Among the entries below, how many lines contain the string "name"? Only the number, please.
+--
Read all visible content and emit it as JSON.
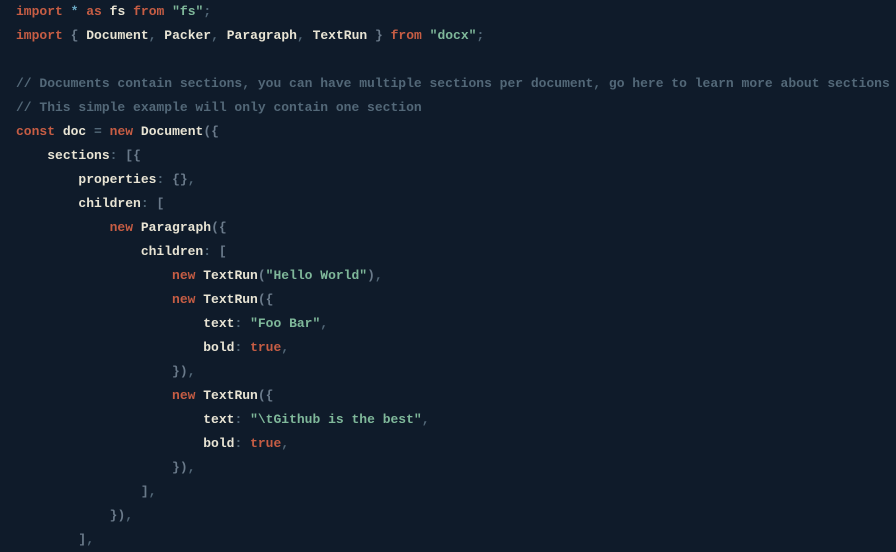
{
  "code": {
    "kw_import": "import",
    "kw_as": "as",
    "kw_from": "from",
    "kw_const": "const",
    "kw_new": "new",
    "star": "*",
    "fs_alias": "fs",
    "fs_module": "\"fs\"",
    "semi": ";",
    "brace_open": "{",
    "brace_close": "}",
    "paren_open": "(",
    "paren_close": ")",
    "bracket_open": "[",
    "bracket_close": "]",
    "comma": ",",
    "colon": ":",
    "equals": "=",
    "import_Document": "Document",
    "import_Packer": "Packer",
    "import_Paragraph": "Paragraph",
    "import_TextRun": "TextRun",
    "docx_module": "\"docx\"",
    "comment1": "// Documents contain sections, you can have multiple sections per document, go here to learn more about sections",
    "comment2": "// This simple example will only contain one section",
    "var_doc": "doc",
    "class_Document": "Document",
    "prop_sections": "sections",
    "prop_properties": "properties",
    "prop_children": "children",
    "class_Paragraph": "Paragraph",
    "class_TextRun": "TextRun",
    "str_hello": "\"Hello World\"",
    "prop_text": "text",
    "prop_bold": "bold",
    "str_foobar": "\"Foo Bar\"",
    "str_github": "\"\\tGithub is the best\"",
    "val_true": "true"
  }
}
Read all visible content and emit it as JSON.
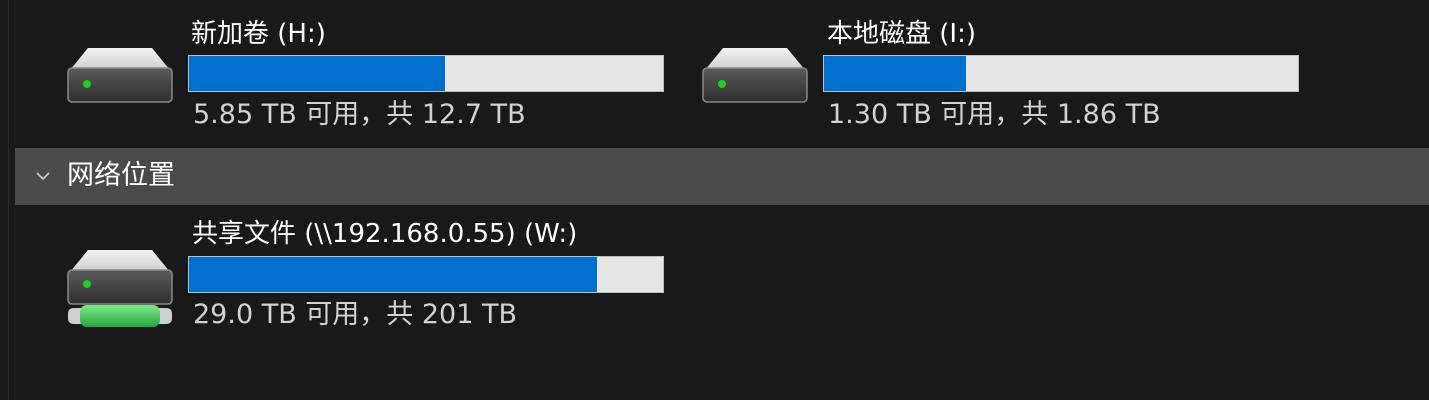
{
  "drives": [
    {
      "name": "新加卷 (H:)",
      "info": "5.85 TB 可用，共 12.7 TB",
      "used_fraction": 0.54,
      "icon": "hard-drive-icon"
    },
    {
      "name": "本地磁盘 (I:)",
      "info": "1.30 TB 可用，共 1.86 TB",
      "used_fraction": 0.3,
      "icon": "hard-drive-icon"
    }
  ],
  "network_section": {
    "title": "网络位置",
    "icon": "chevron-down-icon",
    "expanded": true
  },
  "network_drives": [
    {
      "name": "共享文件 (\\\\192.168.0.55) (W:)",
      "info": "29.0 TB 可用，共 201 TB",
      "used_fraction": 0.86,
      "icon": "network-drive-icon"
    }
  ],
  "colors": {
    "background": "#191919",
    "bar_fill": "#0070cc",
    "bar_track": "#e6e6e6",
    "section_header": "#4a4a4a",
    "led": "#22cc22",
    "network_connector": "#3ec45a"
  }
}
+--
▶ _Finished task_
3